2. Piano concert event management

And now to a topic that is especially close to my heart as a founder and content creator of Moving Classics new piano channel. Here in Munich we have some big concert halls and some well-established event organisations for piano concerts. They rent prestigious concert halls, book the famous pianists who return every year to play the same famous piano pieces. Without any doubt this strategy can be described as risk averse and as oak or robust type of strategy. I assume that one can find many cities that face the same type of piano event structure. The diagram shows the development. It is probably a slightly decreasing curve. The majority of the concert visitors is elderly, and the following generations are less piano interested, the reason why the curve is decreasing over the time. The big question is what happens when we have a tipping point like, for example, the Corona crisis? Could it be that some locations will be just no more profitable to rent because of the missing audience – the older generation gets older after the break and probably more careful to visit public events. Could it be that the robust strategy to offer traditional programs with the same stars of most of the piano event organisers is not an adequate answer to our new times?

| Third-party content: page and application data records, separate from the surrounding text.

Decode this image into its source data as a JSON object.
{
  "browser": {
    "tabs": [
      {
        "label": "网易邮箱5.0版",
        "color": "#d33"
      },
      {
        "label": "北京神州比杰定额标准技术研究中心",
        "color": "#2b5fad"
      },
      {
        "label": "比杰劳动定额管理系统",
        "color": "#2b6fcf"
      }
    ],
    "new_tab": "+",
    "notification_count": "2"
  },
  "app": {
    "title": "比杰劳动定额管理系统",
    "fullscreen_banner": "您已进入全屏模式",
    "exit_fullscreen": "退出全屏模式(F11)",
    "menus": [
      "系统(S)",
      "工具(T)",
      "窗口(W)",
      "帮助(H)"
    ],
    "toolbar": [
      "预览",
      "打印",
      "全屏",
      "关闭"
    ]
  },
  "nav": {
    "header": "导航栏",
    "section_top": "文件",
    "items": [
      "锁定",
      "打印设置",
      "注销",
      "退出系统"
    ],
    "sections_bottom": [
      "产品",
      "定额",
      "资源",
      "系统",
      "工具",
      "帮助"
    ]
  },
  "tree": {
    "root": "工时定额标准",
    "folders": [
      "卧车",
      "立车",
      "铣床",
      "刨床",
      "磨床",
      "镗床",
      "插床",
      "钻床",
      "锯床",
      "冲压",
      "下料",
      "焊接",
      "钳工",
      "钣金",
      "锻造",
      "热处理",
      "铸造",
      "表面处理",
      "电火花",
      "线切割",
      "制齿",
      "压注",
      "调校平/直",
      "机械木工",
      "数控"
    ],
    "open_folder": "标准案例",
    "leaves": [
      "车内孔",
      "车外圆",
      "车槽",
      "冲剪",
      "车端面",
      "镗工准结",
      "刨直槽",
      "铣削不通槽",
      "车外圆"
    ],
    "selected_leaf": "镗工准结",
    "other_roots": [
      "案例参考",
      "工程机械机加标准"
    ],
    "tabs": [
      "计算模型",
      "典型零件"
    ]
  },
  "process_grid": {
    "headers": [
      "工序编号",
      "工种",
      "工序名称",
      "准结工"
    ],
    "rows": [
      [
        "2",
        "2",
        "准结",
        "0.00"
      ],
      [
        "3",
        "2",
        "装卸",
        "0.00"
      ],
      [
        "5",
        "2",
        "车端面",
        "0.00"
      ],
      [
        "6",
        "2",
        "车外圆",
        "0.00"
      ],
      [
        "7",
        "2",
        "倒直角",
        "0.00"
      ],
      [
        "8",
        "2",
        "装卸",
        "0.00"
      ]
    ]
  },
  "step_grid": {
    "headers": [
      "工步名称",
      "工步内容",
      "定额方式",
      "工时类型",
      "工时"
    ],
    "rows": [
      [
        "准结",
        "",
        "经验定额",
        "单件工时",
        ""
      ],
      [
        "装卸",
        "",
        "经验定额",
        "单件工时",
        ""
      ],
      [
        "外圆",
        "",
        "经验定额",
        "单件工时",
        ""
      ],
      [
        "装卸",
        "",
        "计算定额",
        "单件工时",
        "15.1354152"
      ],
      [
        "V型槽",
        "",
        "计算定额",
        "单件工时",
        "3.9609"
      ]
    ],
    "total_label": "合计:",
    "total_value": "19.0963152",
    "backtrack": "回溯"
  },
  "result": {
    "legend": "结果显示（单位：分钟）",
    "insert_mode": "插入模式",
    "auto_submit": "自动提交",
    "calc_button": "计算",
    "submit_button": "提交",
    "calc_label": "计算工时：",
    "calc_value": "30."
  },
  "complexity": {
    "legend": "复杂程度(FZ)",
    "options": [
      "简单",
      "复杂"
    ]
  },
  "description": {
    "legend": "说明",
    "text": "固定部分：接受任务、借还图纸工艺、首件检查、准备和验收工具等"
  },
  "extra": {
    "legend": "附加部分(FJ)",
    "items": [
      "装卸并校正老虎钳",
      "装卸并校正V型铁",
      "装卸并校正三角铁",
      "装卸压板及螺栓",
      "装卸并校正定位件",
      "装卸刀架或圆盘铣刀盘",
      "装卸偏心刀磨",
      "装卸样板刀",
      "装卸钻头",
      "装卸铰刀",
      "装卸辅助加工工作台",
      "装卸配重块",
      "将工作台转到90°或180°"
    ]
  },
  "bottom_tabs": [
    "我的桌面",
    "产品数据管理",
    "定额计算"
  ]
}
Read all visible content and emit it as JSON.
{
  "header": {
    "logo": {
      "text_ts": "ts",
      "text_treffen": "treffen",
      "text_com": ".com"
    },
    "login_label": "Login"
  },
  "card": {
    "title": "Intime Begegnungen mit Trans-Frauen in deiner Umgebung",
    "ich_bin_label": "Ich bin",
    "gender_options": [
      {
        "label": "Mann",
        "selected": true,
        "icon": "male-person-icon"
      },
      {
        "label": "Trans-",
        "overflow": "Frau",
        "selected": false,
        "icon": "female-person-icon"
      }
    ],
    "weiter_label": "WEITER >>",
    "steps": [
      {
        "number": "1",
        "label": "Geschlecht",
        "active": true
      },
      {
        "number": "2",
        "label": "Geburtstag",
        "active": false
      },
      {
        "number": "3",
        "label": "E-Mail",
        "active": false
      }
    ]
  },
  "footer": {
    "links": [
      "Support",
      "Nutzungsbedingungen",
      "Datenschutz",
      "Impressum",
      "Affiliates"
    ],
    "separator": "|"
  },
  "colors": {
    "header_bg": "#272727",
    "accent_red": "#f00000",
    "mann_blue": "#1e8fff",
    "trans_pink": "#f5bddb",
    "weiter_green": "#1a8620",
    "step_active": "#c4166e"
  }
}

The alternative reed and resilient type of strategy would be to rent smaller concert halls, offer more diverse programs, introduce new artists and last but not least to atomize the existing concert concepts and to go for new approaches.

This could be a much more resilient path because it attracts all generations and a greater diversity of music lovers and allows more flexibility. Now the best example for this successful approach is a start-up Fever Up that offers piano events in middle-size concert halls in the leading cities worldwide, with a perfect worked out lighting concept, a diverse program and new aspiring artists. And the backbone of all is an excellent AI based planning, booking, and marketing system. A very successful approach.

Times are changing very fast. The robust systems of most of the current piano event organisers might be not flexible enough.  I feel that after the corona break it is probably not the best to continue with the old robust path. It is better to change to a more diverse and more flexible resilient path.

The decision between robust and resilient strategies can be also applied on a higher level: It is always a question if art is a mirror of the society or if art is a trigger and frontrunner of new trends in society. A society that is going the robust path and is focusing on incremental changes and risk minimalization can face the danger that not only the level of cultural performance but also the total level of living is going down slowly and will face a tipping point if there are serious upheavals. A society instead, that is open to new ideas, curious, flexible and courageous to take risks is much more resilient and can react in a fast and flexible way to new developments and shocks.

And which strategy is Moving Classics following, which is my own answer to this changing times? Our goal is to introduce contemporary composers to the worldwide Internet community and explore new trends in modern piano music. Among more than 450 composers that I have interviewed and whose music I have already recorded there are some who are trendsetters and others whose music is a mirror of the society. This makes me wander between the resilient and robust paths of modern piano music. An exciting journey – to have the freedom being oak or reed depending on the situation or to slide in quiet waters and to surf on the rough new waves.

When it comes to concerts, Moving Classics tries to go new ways. Soon we will start the “Sunset Hour” concert series. It is a new concept in medium size concert halls with modern piano music. A concept that follows the resilient strategy path – risky if it will be accepted but anticipating new trends. Perhaps it can be one part in a big puzzle of new developments.

Piano music is art. In the eyes of many people regardless of genre, grand piano equals to classical music and classical music for them is the oak robust type of path.  But piano music stands also for innovation, discovering the unknown, exploring instead of exploiting. It is time to make the resilient path more visible.